Check each line of the data for "Stopped", and copy the ones that have it.

== Data to use ==
+ + + + +

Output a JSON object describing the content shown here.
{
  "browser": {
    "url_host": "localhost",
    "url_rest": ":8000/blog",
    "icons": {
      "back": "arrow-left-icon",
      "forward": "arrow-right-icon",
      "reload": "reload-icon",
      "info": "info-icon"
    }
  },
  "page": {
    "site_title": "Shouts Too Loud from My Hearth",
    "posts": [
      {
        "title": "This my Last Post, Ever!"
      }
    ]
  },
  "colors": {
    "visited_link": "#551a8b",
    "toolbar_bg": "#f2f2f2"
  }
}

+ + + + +

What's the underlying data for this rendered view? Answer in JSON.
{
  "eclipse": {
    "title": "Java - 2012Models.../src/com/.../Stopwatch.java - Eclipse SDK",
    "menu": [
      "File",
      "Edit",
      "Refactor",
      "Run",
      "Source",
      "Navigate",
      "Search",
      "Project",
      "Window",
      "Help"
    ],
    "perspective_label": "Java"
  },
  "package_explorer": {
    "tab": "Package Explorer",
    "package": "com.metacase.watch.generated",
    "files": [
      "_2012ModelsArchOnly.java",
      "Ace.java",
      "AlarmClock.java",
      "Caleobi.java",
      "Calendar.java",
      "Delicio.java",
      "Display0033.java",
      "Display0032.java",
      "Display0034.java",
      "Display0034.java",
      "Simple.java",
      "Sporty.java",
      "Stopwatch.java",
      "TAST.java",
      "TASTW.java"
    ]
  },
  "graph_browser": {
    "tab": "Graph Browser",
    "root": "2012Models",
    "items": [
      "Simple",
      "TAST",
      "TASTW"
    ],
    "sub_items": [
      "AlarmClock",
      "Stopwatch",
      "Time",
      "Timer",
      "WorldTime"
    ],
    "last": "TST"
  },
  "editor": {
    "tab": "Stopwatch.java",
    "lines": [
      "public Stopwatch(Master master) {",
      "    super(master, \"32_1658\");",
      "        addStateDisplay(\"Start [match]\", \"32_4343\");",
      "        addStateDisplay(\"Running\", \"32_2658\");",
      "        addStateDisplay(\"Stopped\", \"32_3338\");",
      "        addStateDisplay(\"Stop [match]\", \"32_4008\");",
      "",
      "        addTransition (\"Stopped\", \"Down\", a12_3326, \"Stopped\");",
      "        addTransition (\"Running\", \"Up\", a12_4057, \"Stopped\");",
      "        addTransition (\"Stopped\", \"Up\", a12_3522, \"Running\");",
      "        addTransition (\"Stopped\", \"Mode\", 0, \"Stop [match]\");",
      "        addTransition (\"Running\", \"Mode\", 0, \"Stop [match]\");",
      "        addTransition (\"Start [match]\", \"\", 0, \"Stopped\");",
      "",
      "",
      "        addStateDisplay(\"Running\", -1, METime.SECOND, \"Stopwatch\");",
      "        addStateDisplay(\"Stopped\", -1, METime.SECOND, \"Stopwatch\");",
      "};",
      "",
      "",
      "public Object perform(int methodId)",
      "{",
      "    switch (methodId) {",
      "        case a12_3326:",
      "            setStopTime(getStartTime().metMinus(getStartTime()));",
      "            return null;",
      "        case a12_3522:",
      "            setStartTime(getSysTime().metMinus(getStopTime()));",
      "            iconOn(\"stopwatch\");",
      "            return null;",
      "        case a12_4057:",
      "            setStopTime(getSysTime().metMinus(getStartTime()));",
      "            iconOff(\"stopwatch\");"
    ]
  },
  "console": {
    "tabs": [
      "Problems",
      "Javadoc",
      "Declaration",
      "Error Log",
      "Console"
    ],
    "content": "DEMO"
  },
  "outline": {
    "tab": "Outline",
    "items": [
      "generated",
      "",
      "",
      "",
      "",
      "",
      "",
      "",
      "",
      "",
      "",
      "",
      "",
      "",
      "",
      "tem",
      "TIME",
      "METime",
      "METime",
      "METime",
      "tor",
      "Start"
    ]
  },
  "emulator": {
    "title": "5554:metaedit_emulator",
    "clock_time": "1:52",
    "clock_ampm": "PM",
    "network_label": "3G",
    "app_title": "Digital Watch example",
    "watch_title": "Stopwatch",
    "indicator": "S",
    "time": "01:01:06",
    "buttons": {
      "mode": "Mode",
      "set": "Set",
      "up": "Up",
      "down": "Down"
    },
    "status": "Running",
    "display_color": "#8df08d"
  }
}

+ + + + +

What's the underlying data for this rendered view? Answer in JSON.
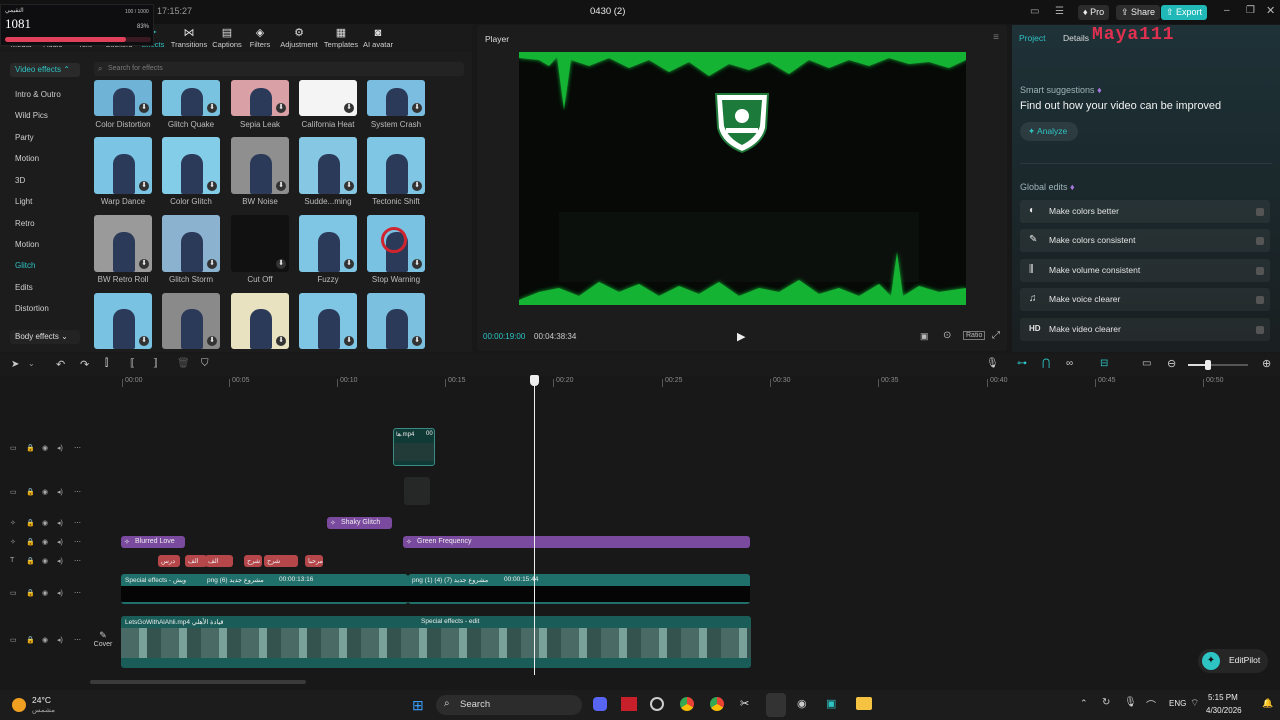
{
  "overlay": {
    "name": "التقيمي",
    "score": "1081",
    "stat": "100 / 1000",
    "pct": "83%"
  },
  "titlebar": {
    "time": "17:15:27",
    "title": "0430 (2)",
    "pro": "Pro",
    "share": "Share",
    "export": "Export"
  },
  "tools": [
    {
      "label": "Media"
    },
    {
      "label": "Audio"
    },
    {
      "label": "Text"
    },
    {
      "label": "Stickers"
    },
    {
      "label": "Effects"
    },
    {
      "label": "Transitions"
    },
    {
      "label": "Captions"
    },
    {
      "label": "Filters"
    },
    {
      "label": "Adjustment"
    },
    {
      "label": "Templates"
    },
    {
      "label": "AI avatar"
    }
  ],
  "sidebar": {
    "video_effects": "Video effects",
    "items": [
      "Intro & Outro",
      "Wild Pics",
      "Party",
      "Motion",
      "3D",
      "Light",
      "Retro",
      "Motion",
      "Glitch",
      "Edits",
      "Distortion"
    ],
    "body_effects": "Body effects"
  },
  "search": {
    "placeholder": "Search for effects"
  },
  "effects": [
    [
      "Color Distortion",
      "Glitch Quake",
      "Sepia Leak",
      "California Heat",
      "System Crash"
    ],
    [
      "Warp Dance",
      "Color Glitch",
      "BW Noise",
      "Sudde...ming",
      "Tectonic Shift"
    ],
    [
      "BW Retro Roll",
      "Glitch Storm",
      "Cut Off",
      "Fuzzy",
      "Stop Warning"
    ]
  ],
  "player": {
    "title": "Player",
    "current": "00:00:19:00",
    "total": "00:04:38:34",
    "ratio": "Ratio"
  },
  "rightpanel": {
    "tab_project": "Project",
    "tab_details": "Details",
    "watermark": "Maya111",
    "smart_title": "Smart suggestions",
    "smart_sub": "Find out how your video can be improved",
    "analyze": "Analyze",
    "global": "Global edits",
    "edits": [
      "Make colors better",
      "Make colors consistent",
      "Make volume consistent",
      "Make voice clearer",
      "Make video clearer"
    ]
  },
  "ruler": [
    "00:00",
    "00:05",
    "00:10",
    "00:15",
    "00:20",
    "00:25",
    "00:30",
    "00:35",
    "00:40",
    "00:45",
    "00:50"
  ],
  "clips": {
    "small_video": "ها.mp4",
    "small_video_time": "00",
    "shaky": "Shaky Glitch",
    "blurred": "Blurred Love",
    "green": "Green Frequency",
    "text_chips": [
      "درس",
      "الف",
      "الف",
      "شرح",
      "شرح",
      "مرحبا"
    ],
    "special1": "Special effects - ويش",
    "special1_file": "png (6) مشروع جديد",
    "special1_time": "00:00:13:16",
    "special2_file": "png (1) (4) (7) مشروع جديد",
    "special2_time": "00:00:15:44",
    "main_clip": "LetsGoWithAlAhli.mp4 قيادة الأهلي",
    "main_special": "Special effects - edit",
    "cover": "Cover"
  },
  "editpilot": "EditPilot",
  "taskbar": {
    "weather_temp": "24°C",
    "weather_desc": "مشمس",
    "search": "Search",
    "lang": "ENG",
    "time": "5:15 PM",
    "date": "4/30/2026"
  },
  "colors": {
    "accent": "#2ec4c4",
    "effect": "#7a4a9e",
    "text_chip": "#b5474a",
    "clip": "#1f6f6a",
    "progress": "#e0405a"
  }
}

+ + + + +

== Output for this task ==
      "        addStateDisplay(\"Stopped\", \"32_3338\");",
      "        addTransition (\"Stopped\", \"Down\", a12_3326, \"Stopped\");",
      "        addTransition (\"Running\", \"Up\", a12_4057, \"Stopped\");",
      "        addTransition (\"Stopped\", \"Up\", a12_3522, \"Running\");",
      "        addTransition (\"Stopped\", \"Mode\", 0, \"Stop [match]\");",
      "        addTransition (\"Start [match]\", \"\", 0, \"Stopped\");",
      "        addStateDisplay(\"Stopped\", -1, METime.SECOND, \"Stopwatch\");",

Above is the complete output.